When thinking of diamonds, industrial use may not be the first thing that comes to mind. However, there is a large demand for diamonds in the industrial realm. Uses for diamonds include industries such as construction, transportation, manufacturing, mining, electronic production, and stone polishing.
Amongst their many uses, industrial diamonds are mainly used as an abrasive or cutting tools. Diamond grinding disc is a great example of this, where the diamonds offer a quality abrasive layer to achieve clear material samples. Diamond grinding dics also outlast regular grinding paper, which can contribute financial and eco-sustainable benefits.
Industrial versus commercial diamonds
Industrial diamonds that are made for industrial use differ to commercial diamonds mostly in the quality that they are made of. Commercial diamonds must be high quality with minimal blemishes in the rock. Industrial diamonds on the other hand generally are highly flawed with colours and shapes that are irregular. While they may not be shaped appropriately for jewellery, industrial diamonds hold a large amount of value for mining and metallography industries.
Types of natural industrial diamonds
3 different types of industrial diamonds exist when they are retrieved naturally:
Bort is a coloured diamond that is dark due to its impurities in the stone. While it is a particular type of stone, it is categorically named for stone that are not suitable for commercial, or gem, purposes. Bort is processed in steel mortars and is commonly used in drill bits, grinding wheels for tool sharpening, and in water and oil for polishing purposes.
Carbonado is a black diamond also known as carbon. As it is quite porous compared to the other two, is it commonly used in tools that use diamond. Found in Siberia, Brazil, and South America, it is often a favourite as embedded in drills that are used for excavating mineral deposits, cutting hard materials such as rock and glass, and testing the hardness of substances.
Ballas is a particularly tough type of clustered diamonds. Sourced from both South Africa and Brazil, it is as durable as it is unmalleable.
Synthetic versus natural
Because synthetic diamonds are an expensive and laborious process, they are rarely made to match the quality of a gemstone diamond.
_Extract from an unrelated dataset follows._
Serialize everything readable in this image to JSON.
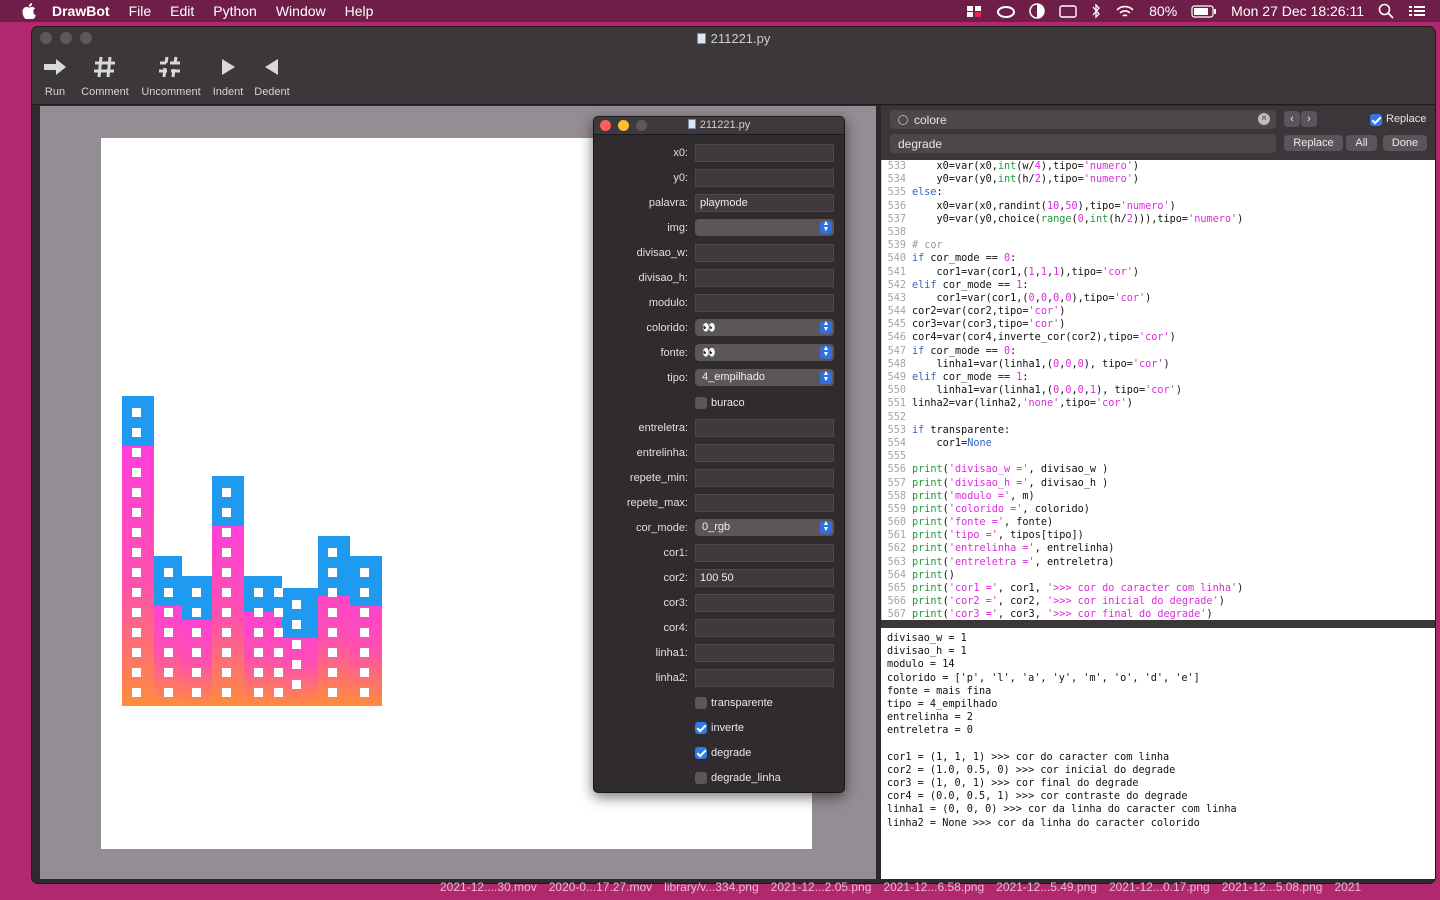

This however doesn’t mean that they are not valued. The wide range of industrial uses makes both synthetic and natural diamonds a prized possession.